MONTREAL -- The Bruins might still be embroiled in a playoff dogfight with the Montreal Canadiens that’s tied at 2-2, and they may have some top players who are still struggling to find their postseason groove. But the 1-0 overtime win over the Habs in Game 4 was all about 23-year-old Matt Fraser, who was called up to the NHL by the Bruins on Thursday morning with zero idea he’d end up playing the hero.
Popping the OT shot certainly made up for missing on a hot-potato rebound at his feet from a Dougie Hamilton point shot deflected by Carey Price at the end of the second period. It would have been sweet to score in regulation with his third line dominating play against Montreal’s bottom pairing defensemen, but Fraser was okay waiting until the first few minutes of overtime.
It's the kind of "different hero for each game" phenomenon that can oftentimes mark the portrait of a champion.
“Words can’t even describe that feeling” said Fraser, who headed to Montreal after putting up three goals and five points in five AHL playoff games for the Providence Bruins against the Springfield Falcons. “I don’t know that I can begin to describe it because that is something that every kid should feel. It just happened like a blur. The puck was bobbling around in front, and I just tried to sniff it out and whack it in.
“As you can tell from my voice, I’m pretty excited. I hardly slept today. I’m sure I’ll hardly sleep tonight. But at the same time you’ve got to keep it in perspective. It’s just one game, we’ve evened the series and now we need to go back to Boston with the same kind of effort.”
Old hand Jarome Iginla had an amused smile on his face in the post-Game 4 dressing room, talking about Fraser's playoff heroics.
“It’s pretty cool just getting the win, but those kinds of moments are the ones you dream about as a kid,” said Iginla. “Getting called up and an OT goal, and not just an OT goal but the only goal in the game. It’s a pretty cool story, and their whole line was getting chances all night.”
Coach Claude Julien was impressed by Fraser's play throughout the game, and credited general manager Peter Chiarelli for making the move.
“I liked his game,’’ said Julien. “Not because he scored, but his whole game . . . The GM probably deserves that credit, he's the one that called him up."
The GM also probably deserves credit for the fact that the Bruins' two game-winners in this series have come from two forwards (Fraser and Reilly Smith) acquired in the Tyler Seguin deal.
In any case, it was a whirlwind 24 hours for Fraser, who got the playoff word from assistant general manager Don Sweeney on Wednesday while eating lunch at a Chipotle in the Providence area. The Bruins decided they wanted a little more offense on the third line with Carl Soderberg and Loui Eriksson.
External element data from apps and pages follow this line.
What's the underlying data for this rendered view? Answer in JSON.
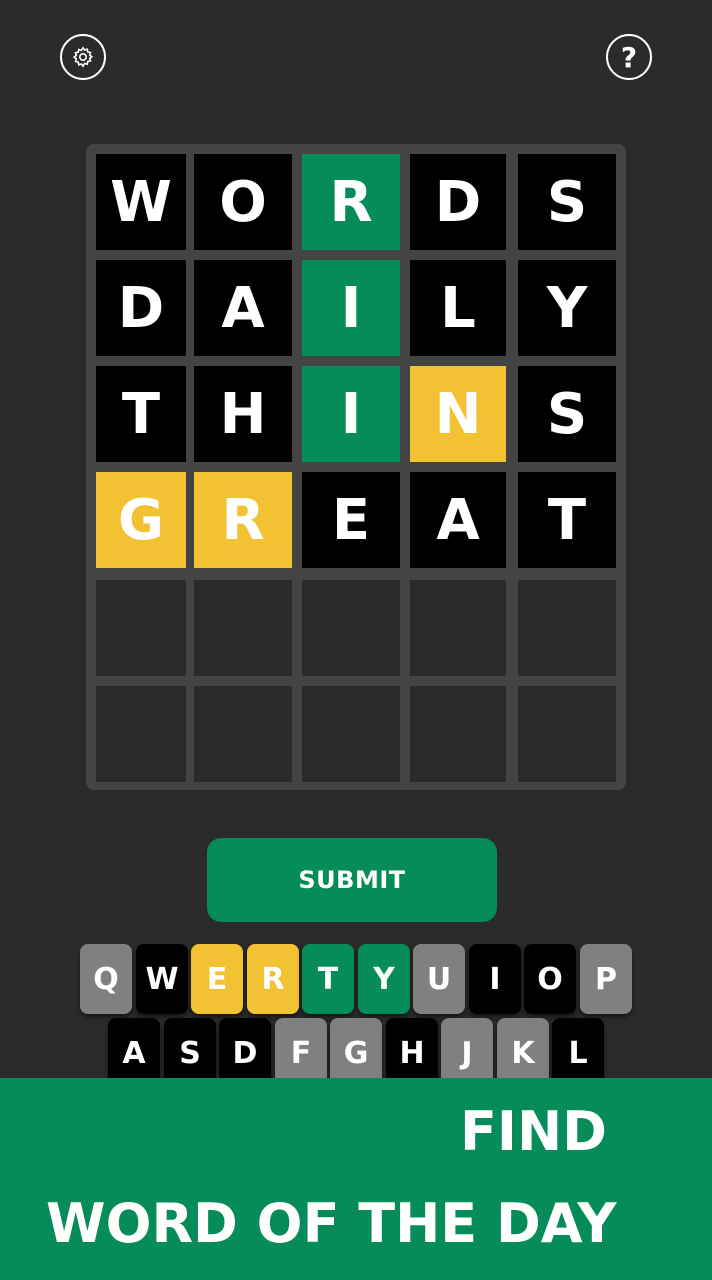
{
  "header": {
    "settings_icon": "gear-icon",
    "help_icon": "question-mark-icon",
    "help_symbol": "?"
  },
  "board": {
    "rows": [
      [
        {
          "letter": "W",
          "state": "absent"
        },
        {
          "letter": "O",
          "state": "absent"
        },
        {
          "letter": "R",
          "state": "correct"
        },
        {
          "letter": "D",
          "state": "absent"
        },
        {
          "letter": "S",
          "state": "absent"
        }
      ],
      [
        {
          "letter": "D",
          "state": "absent"
        },
        {
          "letter": "A",
          "state": "absent"
        },
        {
          "letter": "I",
          "state": "correct"
        },
        {
          "letter": "L",
          "state": "absent"
        },
        {
          "letter": "Y",
          "state": "absent"
        }
      ],
      [
        {
          "letter": "T",
          "state": "absent"
        },
        {
          "letter": "H",
          "state": "absent"
        },
        {
          "letter": "I",
          "state": "correct"
        },
        {
          "letter": "N",
          "state": "present"
        },
        {
          "letter": "S",
          "state": "absent"
        }
      ],
      [
        {
          "letter": "G",
          "state": "present"
        },
        {
          "letter": "R",
          "state": "present"
        },
        {
          "letter": "E",
          "state": "absent"
        },
        {
          "letter": "A",
          "state": "absent"
        },
        {
          "letter": "T",
          "state": "absent"
        }
      ],
      [
        {
          "letter": "",
          "state": "empty"
        },
        {
          "letter": "",
          "state": "empty"
        },
        {
          "letter": "",
          "state": "empty"
        },
        {
          "letter": "",
          "state": "empty"
        },
        {
          "letter": "",
          "state": "empty"
        }
      ],
      [
        {
          "letter": "",
          "state": "empty"
        },
        {
          "letter": "",
          "state": "empty"
        },
        {
          "letter": "",
          "state": "empty"
        },
        {
          "letter": "",
          "state": "empty"
        },
        {
          "letter": "",
          "state": "empty"
        }
      ]
    ]
  },
  "submit_label": "SUBMIT",
  "keyboard": {
    "rows": [
      [
        {
          "k": "Q",
          "state": "unused"
        },
        {
          "k": "W",
          "state": "absent"
        },
        {
          "k": "E",
          "state": "present"
        },
        {
          "k": "R",
          "state": "present"
        },
        {
          "k": "T",
          "state": "correct"
        },
        {
          "k": "Y",
          "state": "correct"
        },
        {
          "k": "U",
          "state": "unused"
        },
        {
          "k": "I",
          "state": "absent"
        },
        {
          "k": "O",
          "state": "absent"
        },
        {
          "k": "P",
          "state": "unused"
        }
      ],
      [
        {
          "k": "A",
          "state": "absent"
        },
        {
          "k": "S",
          "state": "absent"
        },
        {
          "k": "D",
          "state": "absent"
        },
        {
          "k": "F",
          "state": "unused"
        },
        {
          "k": "G",
          "state": "unused"
        },
        {
          "k": "H",
          "state": "absent"
        },
        {
          "k": "J",
          "state": "unused"
        },
        {
          "k": "K",
          "state": "unused"
        },
        {
          "k": "L",
          "state": "absent"
        }
      ]
    ]
  },
  "banner": {
    "line1": "FIND",
    "line2": "WORD OF THE DAY"
  },
  "colors": {
    "background": "#2b2b2b",
    "board": "#444444",
    "correct": "#058c58",
    "present": "#f2c232",
    "absent": "#000000",
    "empty": "#2b2b2b",
    "unused": "#808080",
    "accent": "#058c58"
  }
}
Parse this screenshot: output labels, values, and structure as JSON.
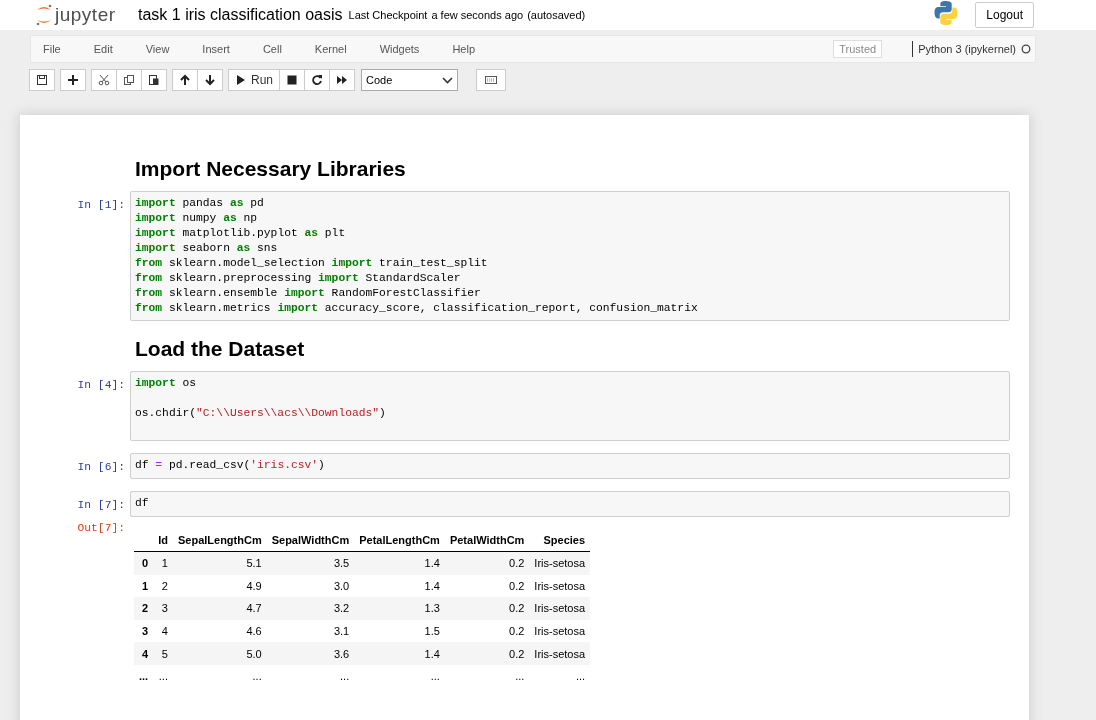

In his previous stints with the Black and Gold this season, Fraser had been forced to play his “off” right wing and that made the already difficult NHL adjustment all the tougher for a very skilled offensive forward. He was more comfortable Thursday night at his normal left-wing position.
No matter where he plays, Fraser has the NHL shot and release that allowed him to pile up 90 goals in the AHL over the last three seasons. But it wasn’t the shot or release that got him the goal in overtime on Thursday night. Instead it was a greasy dirty goal after he crashed the net, and beat Montreal's gargantuan defenseman, Douglas Murray, to a loose puck in front of the net.
The play had started with a big Johnny Boychuk blast from the point, and continued with Soderberg battling for a change in front of the net while jostling with Lars Eller. The attention paid to the Big Swede allowed Fraser to jump up into the play and somehow slip the puck past Carey Price.
A big-time moment under a very bright spotlight.
“There are more people in this media scrum than there are fans in Providence," quipped Fraser to the assemblage of reporters. "It’s not a ‘dis’ to Providence, but this is such a cool atmosphere here, and such a cool atmosphere to be a part of.”
Now Fraser and the rest of the Bruins head back to Boston, and will look for their next storybook hero for Game 5 now that the young B’s prospect had his cool moment in the playoff sun.